She paused to compose herself, and added: “If this is going to happen, and you can provide some comfort that maybe they wouldn’t have gotten if you weren’t there, that’s important.”
The newest lesson: Recovery takes a lot longer than surviving.
Back in Dallas, Donelson spent 17 days on a ventilator. When it was removed, he was too weak to even sit without support and the breathing tube had taken away his ability to swallow.
“He would try to pick his head up off the pillow and it would lob to the side just like a newborn baby,” said his wife, Terri Donelson, who for the first time since his hospital admission finally was allowed to connect with her husband through a videoconferencing app.
For days after waking up, Donelson had tremendous delirium, a dangerous state of mental confusion and agitation.
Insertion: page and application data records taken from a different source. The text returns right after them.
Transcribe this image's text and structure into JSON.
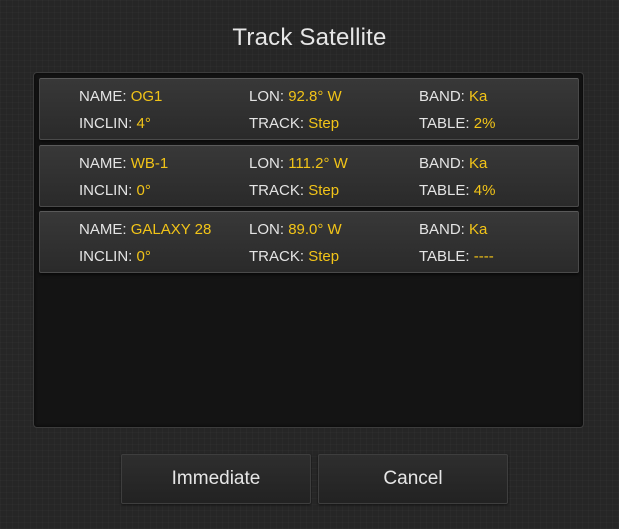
{
  "dialog": {
    "title": "Track Satellite"
  },
  "satellites": [
    {
      "name_label": "NAME:",
      "name": "OG1",
      "lon_label": "LON:",
      "lon": "92.8° W",
      "band_label": "BAND:",
      "band": "Ka",
      "inclin_label": "INCLIN:",
      "inclin": "4°",
      "track_label": "TRACK:",
      "track": "Step",
      "table_label": "TABLE:",
      "table": "2%"
    },
    {
      "name_label": "NAME:",
      "name": "WB-1",
      "lon_label": "LON:",
      "lon": "111.2° W",
      "band_label": "BAND:",
      "band": "Ka",
      "inclin_label": "INCLIN:",
      "inclin": "0°",
      "track_label": "TRACK:",
      "track": "Step",
      "table_label": "TABLE:",
      "table": "4%"
    },
    {
      "name_label": "NAME:",
      "name": "GALAXY 28",
      "lon_label": "LON:",
      "lon": "89.0° W",
      "band_label": "BAND:",
      "band": "Ka",
      "inclin_label": "INCLIN:",
      "inclin": "0°",
      "track_label": "TRACK:",
      "track": "Step",
      "table_label": "TABLE:",
      "table": "----"
    }
  ],
  "buttons": {
    "immediate_label": "Immediate",
    "cancel_label": "Cancel"
  },
  "colors": {
    "value": "#f2c418",
    "label": "#e4e4e4",
    "background": "#262626"
  }
}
He didn’t know where he was or why, and would try to pull out his IV tubes. Then a bacterial infection hit his lungs.
Then one morning, worried that Donelson suddenly was too quiet, his doctor donned what she calls her “full-helmet, Darth Vader-style mask, which cannot possibly help anyone’s delirium,” and went in to check on him.
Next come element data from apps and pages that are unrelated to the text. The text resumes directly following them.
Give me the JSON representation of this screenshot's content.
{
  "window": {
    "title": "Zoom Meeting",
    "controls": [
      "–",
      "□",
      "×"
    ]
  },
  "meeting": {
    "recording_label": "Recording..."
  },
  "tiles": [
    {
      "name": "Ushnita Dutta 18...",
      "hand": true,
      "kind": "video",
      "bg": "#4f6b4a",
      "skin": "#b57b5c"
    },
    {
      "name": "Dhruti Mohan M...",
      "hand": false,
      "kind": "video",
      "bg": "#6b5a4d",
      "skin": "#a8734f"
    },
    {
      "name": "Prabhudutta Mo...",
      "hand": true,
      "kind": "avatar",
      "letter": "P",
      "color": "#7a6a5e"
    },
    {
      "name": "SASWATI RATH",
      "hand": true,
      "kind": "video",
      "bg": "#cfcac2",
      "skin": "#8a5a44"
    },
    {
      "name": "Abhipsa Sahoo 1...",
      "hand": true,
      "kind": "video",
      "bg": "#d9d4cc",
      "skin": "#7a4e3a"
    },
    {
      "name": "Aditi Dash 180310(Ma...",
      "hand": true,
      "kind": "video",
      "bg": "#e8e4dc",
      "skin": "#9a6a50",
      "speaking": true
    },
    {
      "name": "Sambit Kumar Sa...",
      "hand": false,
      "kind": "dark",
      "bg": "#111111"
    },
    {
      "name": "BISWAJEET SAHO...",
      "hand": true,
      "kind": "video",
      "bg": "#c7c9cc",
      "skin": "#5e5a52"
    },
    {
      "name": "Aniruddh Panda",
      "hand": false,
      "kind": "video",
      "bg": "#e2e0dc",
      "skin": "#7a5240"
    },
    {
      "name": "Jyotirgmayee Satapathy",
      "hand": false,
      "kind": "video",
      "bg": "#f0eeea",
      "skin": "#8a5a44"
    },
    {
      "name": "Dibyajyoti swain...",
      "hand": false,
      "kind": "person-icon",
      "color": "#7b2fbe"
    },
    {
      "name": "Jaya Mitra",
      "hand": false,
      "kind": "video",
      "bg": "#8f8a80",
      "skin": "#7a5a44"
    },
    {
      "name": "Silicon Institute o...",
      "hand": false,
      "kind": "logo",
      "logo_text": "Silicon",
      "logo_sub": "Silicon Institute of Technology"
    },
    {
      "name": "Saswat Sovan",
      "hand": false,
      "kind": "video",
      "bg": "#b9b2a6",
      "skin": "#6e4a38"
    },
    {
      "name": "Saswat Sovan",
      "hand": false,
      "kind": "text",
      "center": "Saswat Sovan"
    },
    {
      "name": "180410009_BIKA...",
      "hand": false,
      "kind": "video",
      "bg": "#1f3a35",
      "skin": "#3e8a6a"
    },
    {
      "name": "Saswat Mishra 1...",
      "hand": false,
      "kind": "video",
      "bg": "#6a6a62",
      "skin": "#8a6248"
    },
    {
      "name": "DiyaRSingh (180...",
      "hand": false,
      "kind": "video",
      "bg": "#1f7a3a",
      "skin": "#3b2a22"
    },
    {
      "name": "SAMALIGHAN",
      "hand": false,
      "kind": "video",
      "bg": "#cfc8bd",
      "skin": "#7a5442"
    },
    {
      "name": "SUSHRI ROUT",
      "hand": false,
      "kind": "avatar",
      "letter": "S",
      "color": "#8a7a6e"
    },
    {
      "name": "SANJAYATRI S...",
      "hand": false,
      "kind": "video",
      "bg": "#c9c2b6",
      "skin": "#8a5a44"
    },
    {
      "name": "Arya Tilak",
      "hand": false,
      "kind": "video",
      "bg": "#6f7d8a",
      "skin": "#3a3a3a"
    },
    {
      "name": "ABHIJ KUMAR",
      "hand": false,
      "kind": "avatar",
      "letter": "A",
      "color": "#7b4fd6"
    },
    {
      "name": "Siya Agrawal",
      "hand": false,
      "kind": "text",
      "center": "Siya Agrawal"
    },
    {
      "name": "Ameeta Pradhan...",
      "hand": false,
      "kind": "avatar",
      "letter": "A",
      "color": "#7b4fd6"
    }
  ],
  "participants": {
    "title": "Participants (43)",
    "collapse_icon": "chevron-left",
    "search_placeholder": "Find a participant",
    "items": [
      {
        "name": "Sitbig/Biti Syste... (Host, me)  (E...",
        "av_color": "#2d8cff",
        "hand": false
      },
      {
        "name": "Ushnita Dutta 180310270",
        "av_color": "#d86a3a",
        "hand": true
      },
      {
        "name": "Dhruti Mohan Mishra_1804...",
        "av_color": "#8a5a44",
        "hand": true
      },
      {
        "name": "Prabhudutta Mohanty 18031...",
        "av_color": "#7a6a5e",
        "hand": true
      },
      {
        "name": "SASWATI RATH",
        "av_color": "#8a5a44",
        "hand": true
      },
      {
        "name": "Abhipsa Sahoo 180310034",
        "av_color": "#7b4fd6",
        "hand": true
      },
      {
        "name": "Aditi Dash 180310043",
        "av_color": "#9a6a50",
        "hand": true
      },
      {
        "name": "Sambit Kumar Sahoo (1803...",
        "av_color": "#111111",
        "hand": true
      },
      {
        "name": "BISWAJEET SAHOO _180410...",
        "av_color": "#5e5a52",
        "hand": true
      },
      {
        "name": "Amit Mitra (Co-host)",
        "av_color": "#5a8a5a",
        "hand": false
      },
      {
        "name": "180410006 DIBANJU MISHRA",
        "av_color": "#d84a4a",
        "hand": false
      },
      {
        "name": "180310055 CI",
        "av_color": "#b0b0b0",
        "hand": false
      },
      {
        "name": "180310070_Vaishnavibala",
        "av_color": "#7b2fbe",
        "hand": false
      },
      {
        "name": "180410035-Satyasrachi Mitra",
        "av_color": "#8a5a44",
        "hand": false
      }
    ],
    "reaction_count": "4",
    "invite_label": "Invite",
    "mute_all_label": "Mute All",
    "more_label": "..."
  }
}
“I rubbed his arm,” Goff recalled, asking him to wake up. “I said, ‘Hey are you OK, are you with me?'” and Donelson started trying to talk, at first too raspy to understand.
Eventually, she made out that he was wishing her a happy Easter. She can only guess he heard the date on TV.
The doctor and patient cried together.
That was Donelson’s turning point. He still wasn’t deemed virus-free but physical therapists cautiously spent a little more time helping him gain strength and learn to swallow. His first bite: chocolate pudding.
Terri Donelson countered the long periods of isolation by keeping the video app running non-stop, talking to her husband, and giving him quizzes to stimulate his memory.
“Little by little, with each day, he gains something new, something else reawakens,” she said.
Finally, on June 19, 90 days after the frantic ambulance ride, Donelson — still weak but recovering — went home. His doctor is humbled by his survival and anxiously awaiting better science to help guide care as the pandemic continues.
“If you have one patient who leaves a really strong impression on you, you may interpret that patient’s experience to be the hallmark. Until we have large, population-based studies of actual outcomes, it’s really hard to know what’s real and what’s not real,” Goff said. (VOA)